• [Task details]: Each line below must be reproduced exactly, though the pictures are to be dropped.

Stored data entries
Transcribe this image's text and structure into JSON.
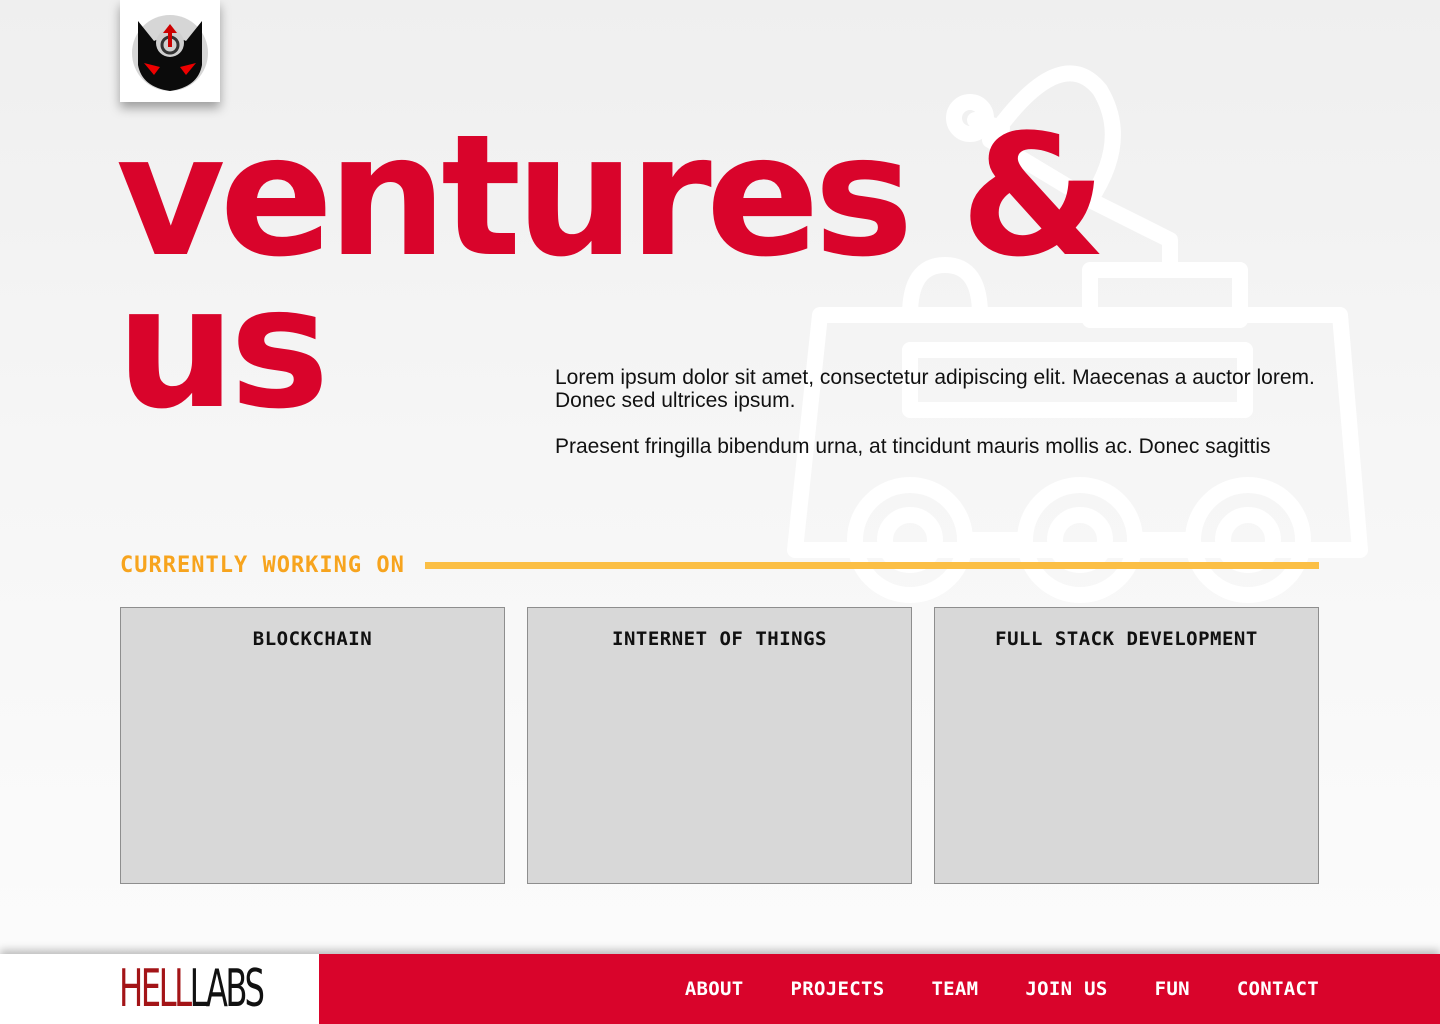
{
  "hero": {
    "title_line1": "ventures &",
    "title_line2": "us"
  },
  "intro": {
    "paragraph1": "Lorem ipsum dolor sit amet, consectetur adipiscing elit. Maecenas a auctor lorem. Donec sed ultrices ipsum.",
    "paragraph2": "Praesent fringilla bibendum urna, at tincidunt mauris mollis ac. Donec sagittis"
  },
  "section": {
    "heading": "CURRENTLY WORKING ON"
  },
  "cards": [
    {
      "title": "BLOCKCHAIN"
    },
    {
      "title": "INTERNET OF THINGS"
    },
    {
      "title": "FULL STACK DEVELOPMENT"
    }
  ],
  "footer": {
    "brand_hell": "HELL",
    "brand_labs": "LABS",
    "nav": [
      "ABOUT",
      "PROJECTS",
      "TEAM",
      "JOIN US",
      "FUN",
      "CONTACT"
    ]
  },
  "icons": {
    "logo": "demon-power-logo-icon",
    "background": "locomotive-outline-icon"
  },
  "colors": {
    "brand_red": "#d9042b",
    "accent_yellow": "#fbbf45",
    "heading_orange": "#f7a41e",
    "card_gray": "#d8d8d8"
  }
}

• [Your response]:
Transcribe this image's text and structure into JSON.
{
  "hero": {
    "title_line1": "ventures &",
    "title_line2": "us"
  },
  "intro": {
    "paragraph1": "Lorem ipsum dolor sit amet, consectetur adipiscing elit. Maecenas a auctor lorem. Donec sed ultrices ipsum.",
    "paragraph2": "Praesent fringilla bibendum urna, at tincidunt mauris mollis ac. Donec sagittis"
  },
  "section": {
    "heading": "CURRENTLY WORKING ON"
  },
  "cards": [
    {
      "title": "BLOCKCHAIN"
    },
    {
      "title": "INTERNET OF THINGS"
    },
    {
      "title": "FULL STACK DEVELOPMENT"
    }
  ],
  "footer": {
    "brand_hell": "HELL",
    "brand_labs": "LABS",
    "nav": [
      "ABOUT",
      "PROJECTS",
      "TEAM",
      "JOIN US",
      "FUN",
      "CONTACT"
    ]
  },
  "icons": {
    "logo": "demon-power-logo-icon",
    "background": "locomotive-outline-icon"
  },
  "colors": {
    "brand_red": "#d9042b",
    "accent_yellow": "#fbbf45",
    "heading_orange": "#f7a41e",
    "card_gray": "#d8d8d8"
  }
}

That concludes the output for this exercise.